Far more than in the economy or education, where the World Bank's equality index predicts that women will reach full equality in a few decades, the road to full equality in politics would be well over a century. According to the leading scholars of the phenomenon, a key issue is a conception of power still based on a logic of quid pro quo, foreign to the way of thinking prevailing among women, culturally based on caring for people and the environment that surrounds them. Focused on solidarity before earning money, and not part of the relentless struggle of politicians to protect their acquired positions.
But are we sure that this conception of political power is the one that best serves the interests of citizens? Due to a lack of empirical cases, studies on the effectiveness of female-led executives have barely begun. It was discussed during the COVID period until some scientists pointed out that the measurable sample of women leaders managing the health crisis was so small as to be statistically insignificant. The same applies to Italian mayors.
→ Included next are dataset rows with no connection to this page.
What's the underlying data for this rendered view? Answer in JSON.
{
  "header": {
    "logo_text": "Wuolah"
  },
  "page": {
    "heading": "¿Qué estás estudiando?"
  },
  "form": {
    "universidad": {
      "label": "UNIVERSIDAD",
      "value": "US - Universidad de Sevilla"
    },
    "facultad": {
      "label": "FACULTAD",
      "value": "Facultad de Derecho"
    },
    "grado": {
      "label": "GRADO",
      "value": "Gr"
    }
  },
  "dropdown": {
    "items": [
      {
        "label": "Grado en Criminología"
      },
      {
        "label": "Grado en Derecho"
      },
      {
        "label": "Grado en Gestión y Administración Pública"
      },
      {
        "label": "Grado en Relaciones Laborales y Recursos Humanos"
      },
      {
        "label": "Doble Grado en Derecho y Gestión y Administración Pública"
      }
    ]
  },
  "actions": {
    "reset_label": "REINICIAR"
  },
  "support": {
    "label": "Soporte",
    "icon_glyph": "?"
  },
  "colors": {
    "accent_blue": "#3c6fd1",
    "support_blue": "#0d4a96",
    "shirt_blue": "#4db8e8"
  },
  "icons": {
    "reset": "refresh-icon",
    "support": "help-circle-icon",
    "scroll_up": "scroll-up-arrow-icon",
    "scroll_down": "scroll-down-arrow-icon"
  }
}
The few studies that do exist abroad, however, reveal important differences in leadership styles and political choices, with repercussions also in terms of collective well-being.
A laboratory for equality aimed at male politicians
While diversity has become an economic value in companies and the Next Generation EU plan has made equality one of the three cross-cutting objectives of crisis recovery, politicians seem either not to believe in its potential, including electoral potential, or not to know how to act to promote it.
A project on inclusive leadership that we are pursuing at the School of Transnational Governance of the European University Institute has a double objective. We want to make the reasons that inhibit women's political careers explicit to European politicians and at the same time provide them with the tools to appreciate and foster equality. A laboratory for equality in politics focused not so much on women, who - let's face it - do not lack the cognitive tools, but on the so-called "gatekeepers". Let us hope that the current Italian administrative elections are just a stumbling block on the road to equality.